“the divergences of quantum field theory must not be viewed as unmitigated defects; on the contrary they convey crucially important information about the physical situation, without which most of our theories would not be physically acceptable.”
Moreover, some background on the origin of my question: Some of these reasons are mentioned in the form of questions at page 6 in "An introduction to the nonperturbative renormalization group" by Bertrand Delamotte. However, after stating the questions he only mentions that
"Some of these questions will be answered directly in the following. For some others the reader will have to build his own answer. I hope that these notes will help him finding answers."
Unfortunately, I wasn't able to find conclusive answers in his paper.
I found a nice discussion of "The mystery of renormalization" in "Phase Transitions and Renormalization Group" by Zinn-Justin:
Though it was now obvious that QED was the correct theory to describe electromagnetic interactions, the renormalization procedure itself, allowing the extraction of finite results from initial infinite quantities, had remained a matter of some concern for theorists: the meaning of the renormalization ‘recipe’ and, thus, of the bare parameters remained obscure. Much effort was devoted to try to overcome this initial conceptual weakness of the theory. Several types of solutions were proposed:
(i) The problem came from the use of an unjustified perturbative expansion and a correct summation of the expansion in powers of α would solve it. Somewhat related, in spirit, was the development of the so-called axiomatic QFT, which tried to derive rigorous, non-perturbative, results from the general principles on which QFT was based.
(ii) The principle of QFT had to be modified: only renormalized perturbation theory was meaningful. The initial bare theory with its bare parameters had no physical meaning. This line of thought led to the BPHZ (Bogoliubov, Parasiuk, Hepp, Zimmerman) formalism and, finally, to the work of Epstein and Glaser, where the problem of divergences in position space (instead of momentum space) was reduced to a mathematical problem of a correct definition of singular products of distributions. The corresponding efforts much clarified the principles of perturbation theory, but disguised the problem of divergences in such a way that it seemed never having existed in the first place.
(iii) Finally, the cut-off had a physical meaning and was generated by additional interactions, non-describable by QFT. In the 1960s some physicists thought that strong interactions could play this role (the cut-off then being provided by the range of nuclear forces). Renormalizable theories could then be thought as theories some- what insensitive to this additional unknown short-distance structure, a property that obviously required some better understanding.
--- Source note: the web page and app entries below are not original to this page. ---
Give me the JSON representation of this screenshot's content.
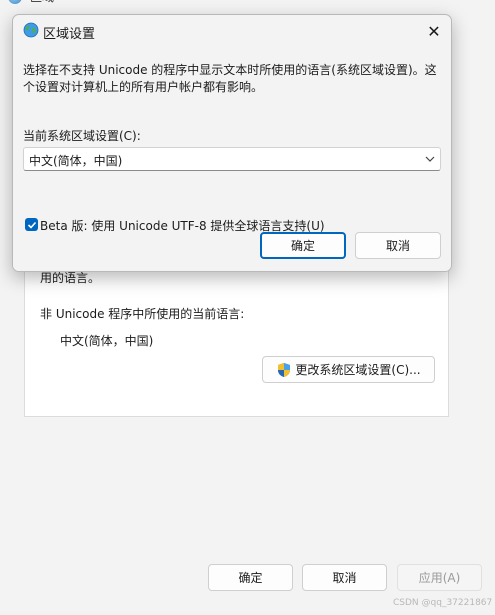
{
  "background_window": {
    "title": "区域",
    "close_glyph": "✕",
    "panel_text_tail": "用的语言。",
    "non_unicode_label": "非 Unicode 程序中所使用的当前语言:",
    "non_unicode_value": "中文(简体，中国)",
    "change_locale_button": "更改系统区域设置(C)...",
    "ok_button": "确定",
    "cancel_button": "取消",
    "apply_button": "应用(A)",
    "watermark": "CSDN @qq_37221867"
  },
  "dialog": {
    "title": "区域设置",
    "close_glyph": "✕",
    "description": "选择在不支持 Unicode 的程序中显示文本时所使用的语言(系统区域设置)。这个设置对计算机上的所有用户帐户都有影响。",
    "locale_label": "当前系统区域设置(C):",
    "locale_selected": "中文(简体，中国)",
    "beta_checkbox_label": "Beta 版: 使用 Unicode UTF-8 提供全球语言支持(U)",
    "beta_checked": true,
    "ok_button": "确定",
    "cancel_button": "取消"
  },
  "icons": {
    "dialog_icon": "globe-icon",
    "change_button_icon": "uac-shield-icon",
    "select_icon": "chevron-down-icon",
    "checkbox_icon": "checkmark-icon"
  },
  "colors": {
    "accent": "#0067c0",
    "window_bg": "#f3f3f3",
    "panel_bg": "#ffffff"
  }
}
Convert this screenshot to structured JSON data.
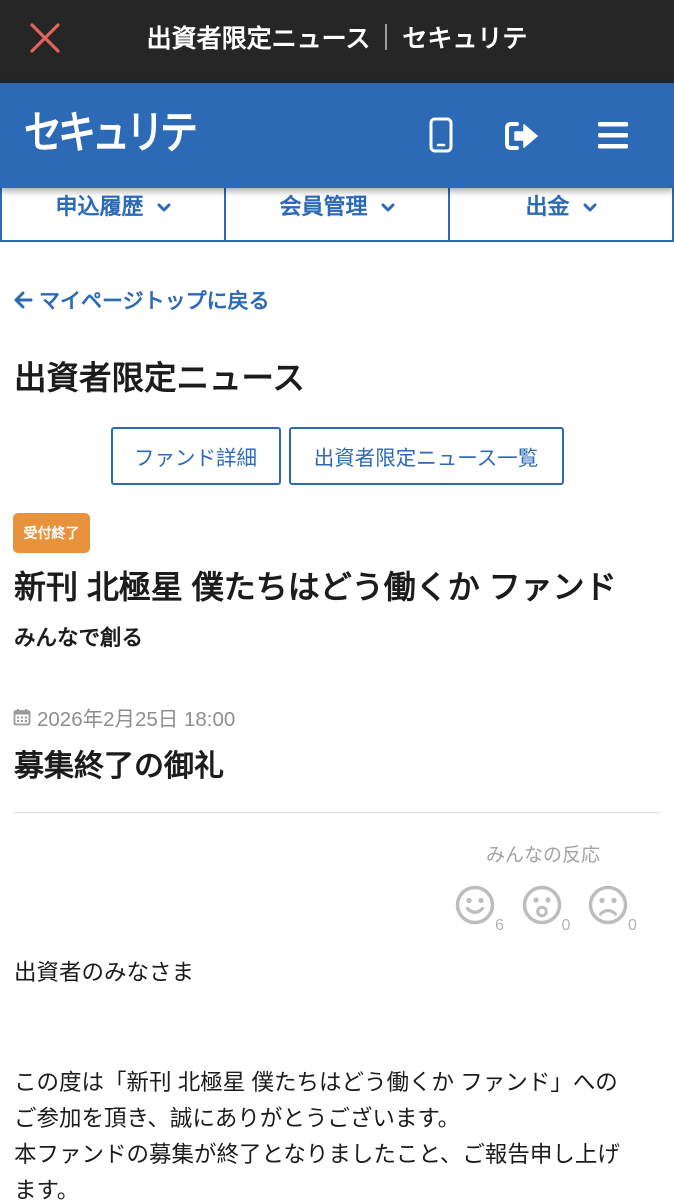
{
  "topbar": {
    "close_icon": "close-icon",
    "title_page": "出資者限定ニュース",
    "title_site": "セキュリテ"
  },
  "header": {
    "logo_text": "セキュリテ",
    "icons": [
      "mobile-icon",
      "sign-out-icon",
      "hamburger-menu-icon"
    ]
  },
  "nav": {
    "items": [
      {
        "label": "申込履歴",
        "icon": "chevron-down-icon"
      },
      {
        "label": "会員管理",
        "icon": "chevron-down-icon"
      },
      {
        "label": "出金",
        "icon": "chevron-down-icon"
      }
    ]
  },
  "back_link": {
    "label": "マイページトップに戻る",
    "icon": "arrow-left-icon"
  },
  "page_title": "出資者限定ニュース",
  "buttons": {
    "fund_detail": "ファンド詳細",
    "news_list": "出資者限定ニュース一覧"
  },
  "fund": {
    "status_badge": "受付終了",
    "title": "新刊 北極星 僕たちはどう働くか ファンド",
    "subtitle": "みんなで創る"
  },
  "news": {
    "date_icon": "calendar-icon",
    "date": "2026年2月25日 18:00",
    "title": "募集終了の御礼",
    "greeting": "出資者のみなさま",
    "body_lines": [
      "この度は「新刊 北極星 僕たちはどう働くか ファンド」への",
      "ご参加を頂き、誠にありがとうございます。",
      "本ファンドの募集が終了となりましたこと、ご報告申し上げ",
      "ます。"
    ]
  },
  "reactions": {
    "label": "みんなの反応",
    "items": [
      {
        "icon": "smile-icon",
        "count": 6
      },
      {
        "icon": "surprised-icon",
        "count": 0
      },
      {
        "icon": "sad-icon",
        "count": 0
      }
    ]
  },
  "colors": {
    "brand_blue": "#2d6ab6",
    "top_bar": "#262626",
    "close_icon": "#e0645c",
    "badge_orange": "#e8923c",
    "date_gray": "#8e8e8e",
    "reaction_gray": "#bdbdbd"
  }
}
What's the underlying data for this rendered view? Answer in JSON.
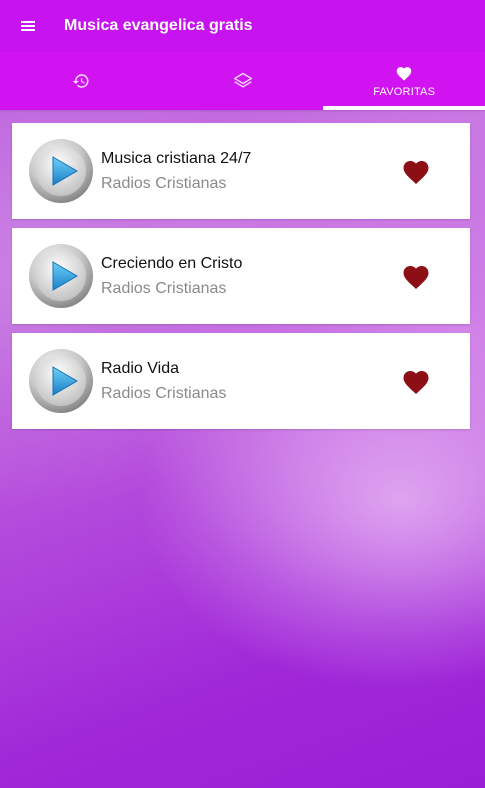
{
  "header": {
    "title": "Musica evangelica gratis",
    "menu_icon": "hamburger-menu-icon"
  },
  "tabs": [
    {
      "icon": "history-icon",
      "label": "",
      "active": false
    },
    {
      "icon": "layers-icon",
      "label": "",
      "active": false
    },
    {
      "icon": "heart-icon",
      "label": "FAVORITAS",
      "active": true
    }
  ],
  "stations": [
    {
      "title": "Musica cristiana 24/7",
      "subtitle": "Radios Cristianas",
      "favorite": true
    },
    {
      "title": "Creciendo en Cristo",
      "subtitle": "Radios Cristianas",
      "favorite": true
    },
    {
      "title": "Radio Vida",
      "subtitle": "Radios Cristianas",
      "favorite": true
    }
  ],
  "colors": {
    "appbar": "#c613f0",
    "tabbar": "#d113f2",
    "favorite_heart": "#8b0f14",
    "play_blue": "#2a9ee0"
  }
}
This latter point of view is in some sense close to our modern understanding, even though the cut-off is no longer provided by strong interactions.